- [Problem details]:
Your output must reproduce all the records below precisely and contain no pictures.

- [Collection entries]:
# # # # #

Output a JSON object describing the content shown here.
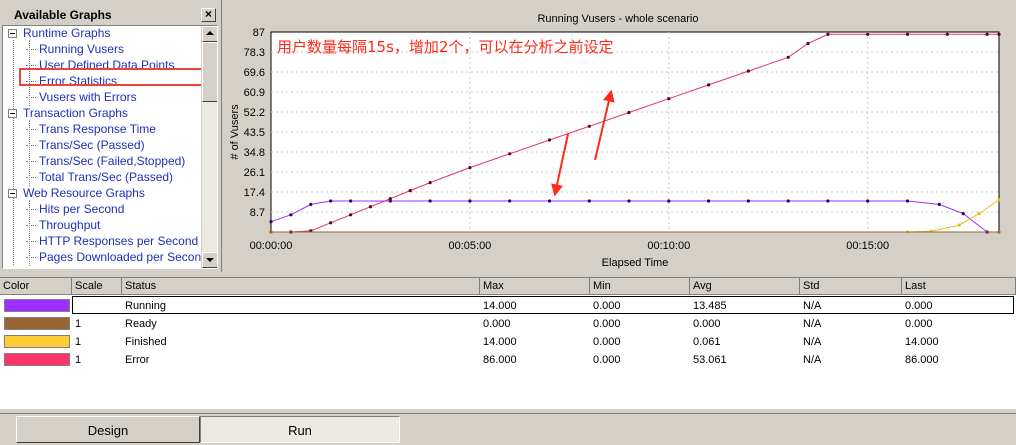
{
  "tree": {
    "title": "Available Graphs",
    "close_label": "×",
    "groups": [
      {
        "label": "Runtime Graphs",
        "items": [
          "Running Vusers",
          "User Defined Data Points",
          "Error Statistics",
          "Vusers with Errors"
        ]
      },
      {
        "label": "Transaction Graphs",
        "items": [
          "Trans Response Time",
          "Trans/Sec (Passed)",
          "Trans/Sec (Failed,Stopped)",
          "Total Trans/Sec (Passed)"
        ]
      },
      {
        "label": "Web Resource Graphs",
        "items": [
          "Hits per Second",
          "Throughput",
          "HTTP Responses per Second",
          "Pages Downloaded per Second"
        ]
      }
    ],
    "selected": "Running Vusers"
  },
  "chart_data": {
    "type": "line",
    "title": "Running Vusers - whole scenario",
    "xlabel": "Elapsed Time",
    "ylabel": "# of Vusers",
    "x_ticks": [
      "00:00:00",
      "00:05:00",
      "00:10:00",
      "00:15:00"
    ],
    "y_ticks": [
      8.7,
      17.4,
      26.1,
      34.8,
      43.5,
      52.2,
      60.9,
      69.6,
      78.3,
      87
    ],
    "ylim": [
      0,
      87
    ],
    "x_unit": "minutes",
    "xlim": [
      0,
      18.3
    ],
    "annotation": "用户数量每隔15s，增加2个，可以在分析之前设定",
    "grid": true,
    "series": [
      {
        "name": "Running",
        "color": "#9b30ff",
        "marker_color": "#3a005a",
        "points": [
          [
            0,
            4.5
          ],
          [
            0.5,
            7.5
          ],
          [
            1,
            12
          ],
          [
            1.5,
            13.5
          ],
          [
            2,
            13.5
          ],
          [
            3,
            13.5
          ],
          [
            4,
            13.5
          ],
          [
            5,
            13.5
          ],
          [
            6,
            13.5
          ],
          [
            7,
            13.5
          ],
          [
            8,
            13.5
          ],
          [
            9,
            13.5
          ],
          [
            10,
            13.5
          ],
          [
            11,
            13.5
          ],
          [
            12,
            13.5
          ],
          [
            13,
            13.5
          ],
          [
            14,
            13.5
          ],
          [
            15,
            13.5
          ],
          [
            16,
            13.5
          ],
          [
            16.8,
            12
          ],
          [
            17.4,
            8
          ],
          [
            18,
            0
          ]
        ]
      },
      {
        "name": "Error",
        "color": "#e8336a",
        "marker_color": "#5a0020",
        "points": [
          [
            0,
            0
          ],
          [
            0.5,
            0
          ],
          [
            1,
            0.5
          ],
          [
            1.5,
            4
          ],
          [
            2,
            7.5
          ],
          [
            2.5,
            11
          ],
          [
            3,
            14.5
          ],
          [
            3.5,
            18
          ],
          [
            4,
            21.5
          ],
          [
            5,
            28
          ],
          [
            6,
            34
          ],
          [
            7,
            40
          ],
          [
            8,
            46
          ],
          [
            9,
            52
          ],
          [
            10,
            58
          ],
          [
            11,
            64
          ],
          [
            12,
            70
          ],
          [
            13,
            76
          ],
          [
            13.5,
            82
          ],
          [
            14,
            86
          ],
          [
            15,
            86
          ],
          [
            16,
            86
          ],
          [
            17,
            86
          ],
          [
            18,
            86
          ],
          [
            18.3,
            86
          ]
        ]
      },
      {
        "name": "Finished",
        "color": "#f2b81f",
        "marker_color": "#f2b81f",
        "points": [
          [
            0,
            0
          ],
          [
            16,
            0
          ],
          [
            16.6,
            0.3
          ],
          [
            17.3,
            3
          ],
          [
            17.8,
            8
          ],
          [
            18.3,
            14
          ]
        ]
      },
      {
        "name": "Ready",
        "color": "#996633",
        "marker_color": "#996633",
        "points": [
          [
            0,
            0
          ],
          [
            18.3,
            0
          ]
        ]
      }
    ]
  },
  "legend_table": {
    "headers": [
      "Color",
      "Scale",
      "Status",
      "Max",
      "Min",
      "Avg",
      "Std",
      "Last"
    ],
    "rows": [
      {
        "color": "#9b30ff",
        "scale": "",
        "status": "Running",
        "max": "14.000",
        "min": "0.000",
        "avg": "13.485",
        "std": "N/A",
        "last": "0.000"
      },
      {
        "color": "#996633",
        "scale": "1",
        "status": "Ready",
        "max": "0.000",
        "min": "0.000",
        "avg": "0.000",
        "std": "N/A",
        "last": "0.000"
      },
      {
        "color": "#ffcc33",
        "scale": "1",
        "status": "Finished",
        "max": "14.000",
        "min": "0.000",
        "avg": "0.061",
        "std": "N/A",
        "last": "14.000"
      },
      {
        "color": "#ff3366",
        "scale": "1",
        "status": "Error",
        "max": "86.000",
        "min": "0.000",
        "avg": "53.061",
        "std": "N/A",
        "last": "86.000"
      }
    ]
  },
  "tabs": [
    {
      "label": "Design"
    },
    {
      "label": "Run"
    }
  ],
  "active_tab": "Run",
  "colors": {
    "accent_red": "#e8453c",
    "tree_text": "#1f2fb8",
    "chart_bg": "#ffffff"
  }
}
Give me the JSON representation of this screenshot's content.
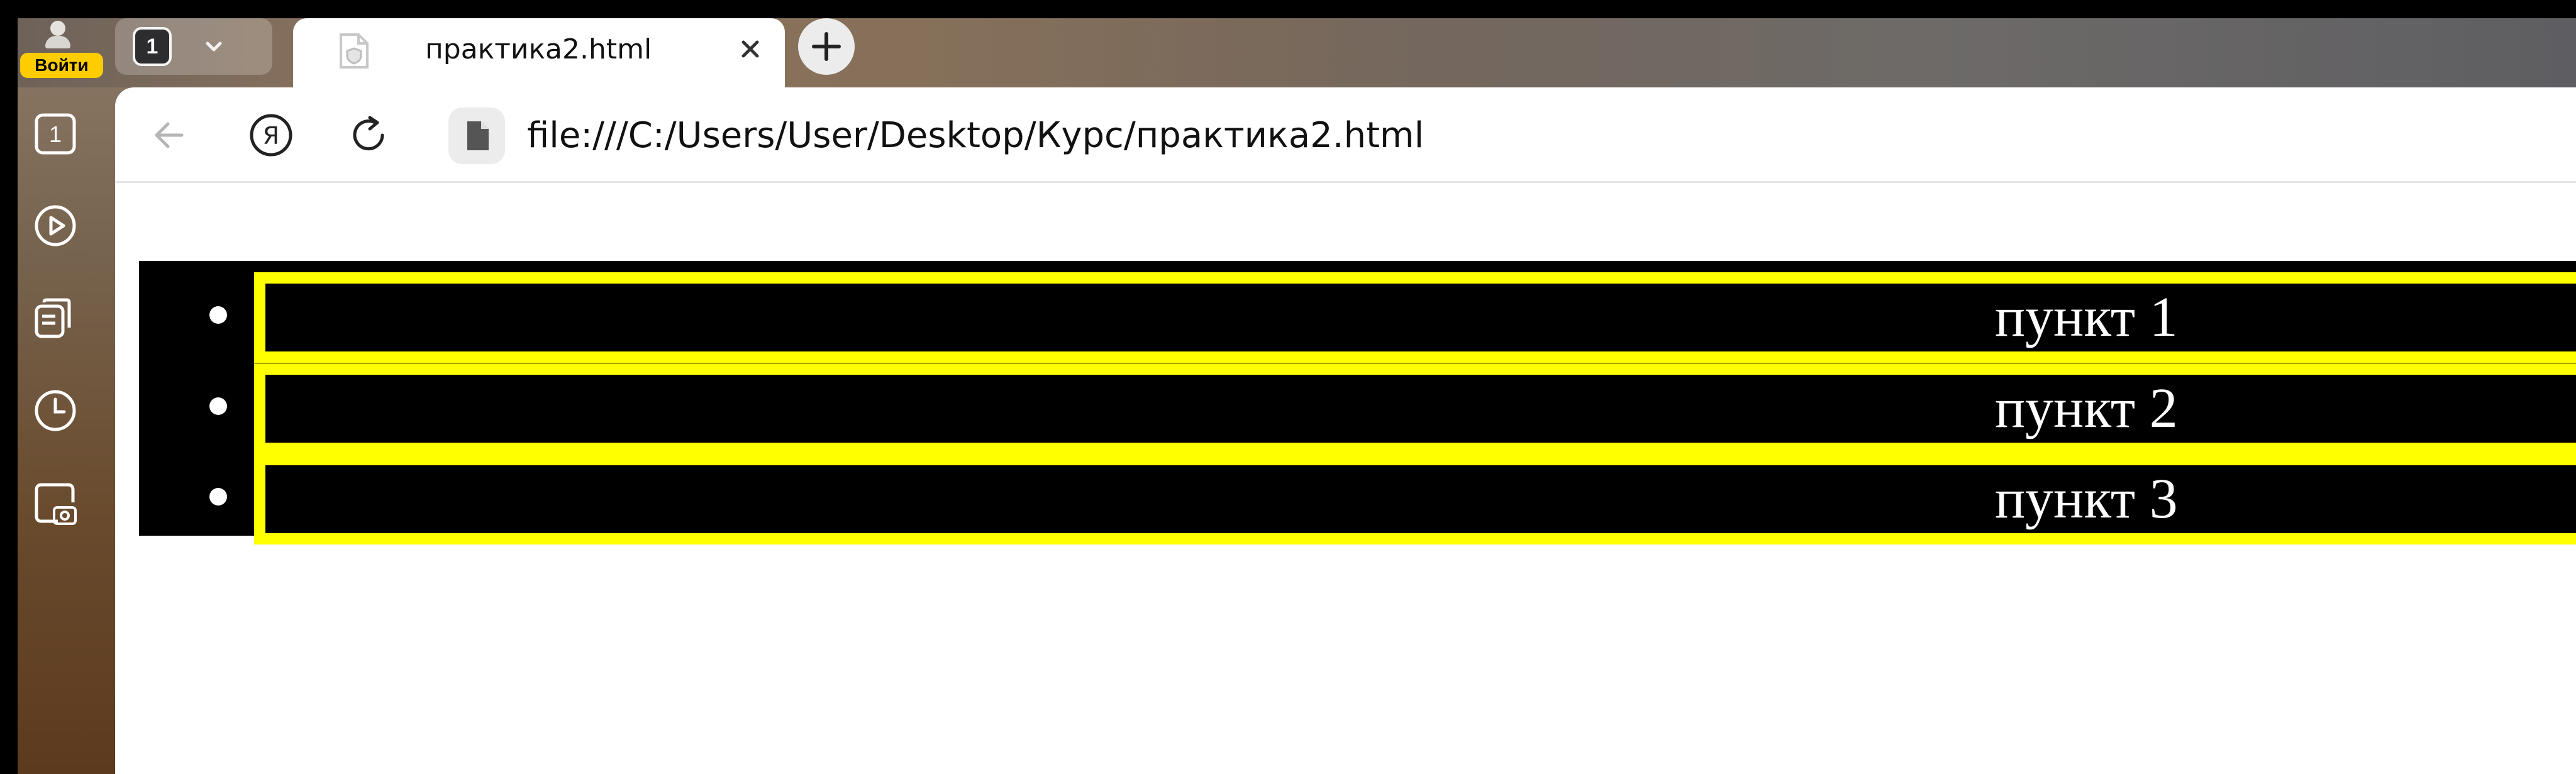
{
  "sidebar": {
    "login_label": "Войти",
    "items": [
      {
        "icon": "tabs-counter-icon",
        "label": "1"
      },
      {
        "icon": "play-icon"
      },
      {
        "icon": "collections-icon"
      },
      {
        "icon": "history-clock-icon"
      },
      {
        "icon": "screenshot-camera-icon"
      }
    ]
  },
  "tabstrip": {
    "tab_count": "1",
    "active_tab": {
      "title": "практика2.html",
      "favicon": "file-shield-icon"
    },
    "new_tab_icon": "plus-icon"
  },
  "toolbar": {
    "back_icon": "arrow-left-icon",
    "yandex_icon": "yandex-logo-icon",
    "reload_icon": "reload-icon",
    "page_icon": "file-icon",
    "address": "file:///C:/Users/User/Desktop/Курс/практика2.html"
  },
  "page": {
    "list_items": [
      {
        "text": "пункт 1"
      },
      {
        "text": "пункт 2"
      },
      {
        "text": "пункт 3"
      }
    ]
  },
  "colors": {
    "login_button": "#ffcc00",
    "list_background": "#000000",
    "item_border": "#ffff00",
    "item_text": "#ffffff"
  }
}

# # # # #

- [Output of the task]:
Output a JSON object describing the content shown here.
{
  "tree": {
    "title": "Available Graphs",
    "close_label": "×",
    "groups": [
      {
        "label": "Runtime Graphs",
        "items": [
          "Running Vusers",
          "User Defined Data Points",
          "Error Statistics",
          "Vusers with Errors"
        ]
      },
      {
        "label": "Transaction Graphs",
        "items": [
          "Trans Response Time",
          "Trans/Sec (Passed)",
          "Trans/Sec (Failed,Stopped)",
          "Total Trans/Sec (Passed)"
        ]
      },
      {
        "label": "Web Resource Graphs",
        "items": [
          "Hits per Second",
          "Throughput",
          "HTTP Responses per Second",
          "Pages Downloaded per Second"
        ]
      }
    ],
    "selected": "Running Vusers"
  },
  "chart_data": {
    "type": "line",
    "title": "Running Vusers - whole scenario",
    "xlabel": "Elapsed Time",
    "ylabel": "# of Vusers",
    "x_ticks": [
      "00:00:00",
      "00:05:00",
      "00:10:00",
      "00:15:00"
    ],
    "y_ticks": [
      8.7,
      17.4,
      26.1,
      34.8,
      43.5,
      52.2,
      60.9,
      69.6,
      78.3,
      87
    ],
    "ylim": [
      0,
      87
    ],
    "x_unit": "minutes",
    "xlim": [
      0,
      18.3
    ],
    "annotation": "用户数量每隔15s，增加2个，可以在分析之前设定",
    "grid": true,
    "series": [
      {
        "name": "Running",
        "color": "#9b30ff",
        "marker_color": "#3a005a",
        "points": [
          [
            0,
            4.5
          ],
          [
            0.5,
            7.5
          ],
          [
            1,
            12
          ],
          [
            1.5,
            13.5
          ],
          [
            2,
            13.5
          ],
          [
            3,
            13.5
          ],
          [
            4,
            13.5
          ],
          [
            5,
            13.5
          ],
          [
            6,
            13.5
          ],
          [
            7,
            13.5
          ],
          [
            8,
            13.5
          ],
          [
            9,
            13.5
          ],
          [
            10,
            13.5
          ],
          [
            11,
            13.5
          ],
          [
            12,
            13.5
          ],
          [
            13,
            13.5
          ],
          [
            14,
            13.5
          ],
          [
            15,
            13.5
          ],
          [
            16,
            13.5
          ],
          [
            16.8,
            12
          ],
          [
            17.4,
            8
          ],
          [
            18,
            0
          ]
        ]
      },
      {
        "name": "Error",
        "color": "#e8336a",
        "marker_color": "#5a0020",
        "points": [
          [
            0,
            0
          ],
          [
            0.5,
            0
          ],
          [
            1,
            0.5
          ],
          [
            1.5,
            4
          ],
          [
            2,
            7.5
          ],
          [
            2.5,
            11
          ],
          [
            3,
            14.5
          ],
          [
            3.5,
            18
          ],
          [
            4,
            21.5
          ],
          [
            5,
            28
          ],
          [
            6,
            34
          ],
          [
            7,
            40
          ],
          [
            8,
            46
          ],
          [
            9,
            52
          ],
          [
            10,
            58
          ],
          [
            11,
            64
          ],
          [
            12,
            70
          ],
          [
            13,
            76
          ],
          [
            13.5,
            82
          ],
          [
            14,
            86
          ],
          [
            15,
            86
          ],
          [
            16,
            86
          ],
          [
            17,
            86
          ],
          [
            18,
            86
          ],
          [
            18.3,
            86
          ]
        ]
      },
      {
        "name": "Finished",
        "color": "#f2b81f",
        "marker_color": "#f2b81f",
        "points": [
          [
            0,
            0
          ],
          [
            16,
            0
          ],
          [
            16.6,
            0.3
          ],
          [
            17.3,
            3
          ],
          [
            17.8,
            8
          ],
          [
            18.3,
            14
          ]
        ]
      },
      {
        "name": "Ready",
        "color": "#996633",
        "marker_color": "#996633",
        "points": [
          [
            0,
            0
          ],
          [
            18.3,
            0
          ]
        ]
      }
    ]
  },
  "legend_table": {
    "headers": [
      "Color",
      "Scale",
      "Status",
      "Max",
      "Min",
      "Avg",
      "Std",
      "Last"
    ],
    "rows": [
      {
        "color": "#9b30ff",
        "scale": "",
        "status": "Running",
        "max": "14.000",
        "min": "0.000",
        "avg": "13.485",
        "std": "N/A",
        "last": "0.000"
      },
      {
        "color": "#996633",
        "scale": "1",
        "status": "Ready",
        "max": "0.000",
        "min": "0.000",
        "avg": "0.000",
        "std": "N/A",
        "last": "0.000"
      },
      {
        "color": "#ffcc33",
        "scale": "1",
        "status": "Finished",
        "max": "14.000",
        "min": "0.000",
        "avg": "0.061",
        "std": "N/A",
        "last": "14.000"
      },
      {
        "color": "#ff3366",
        "scale": "1",
        "status": "Error",
        "max": "86.000",
        "min": "0.000",
        "avg": "53.061",
        "std": "N/A",
        "last": "86.000"
      }
    ]
  },
  "tabs": [
    {
      "label": "Design"
    },
    {
      "label": "Run"
    }
  ],
  "active_tab": "Run",
  "colors": {
    "accent_red": "#e8453c",
    "tree_text": "#1f2fb8",
    "chart_bg": "#ffffff"
  }
}
Give me the JSON representation of this screenshot's content.
{
  "sidebar": {
    "login_label": "Войти",
    "items": [
      {
        "icon": "tabs-counter-icon",
        "label": "1"
      },
      {
        "icon": "play-icon"
      },
      {
        "icon": "collections-icon"
      },
      {
        "icon": "history-clock-icon"
      },
      {
        "icon": "screenshot-camera-icon"
      }
    ]
  },
  "tabstrip": {
    "tab_count": "1",
    "active_tab": {
      "title": "практика2.html",
      "favicon": "file-shield-icon"
    },
    "new_tab_icon": "plus-icon"
  },
  "toolbar": {
    "back_icon": "arrow-left-icon",
    "yandex_icon": "yandex-logo-icon",
    "reload_icon": "reload-icon",
    "page_icon": "file-icon",
    "address": "file:///C:/Users/User/Desktop/Курс/практика2.html"
  },
  "page": {
    "list_items": [
      {
        "text": "пункт 1"
      },
      {
        "text": "пункт 2"
      },
      {
        "text": "пункт 3"
      }
    ]
  },
  "colors": {
    "login_button": "#ffcc00",
    "list_background": "#000000",
    "item_border": "#ffff00",
    "item_text": "#ffffff"
  }
}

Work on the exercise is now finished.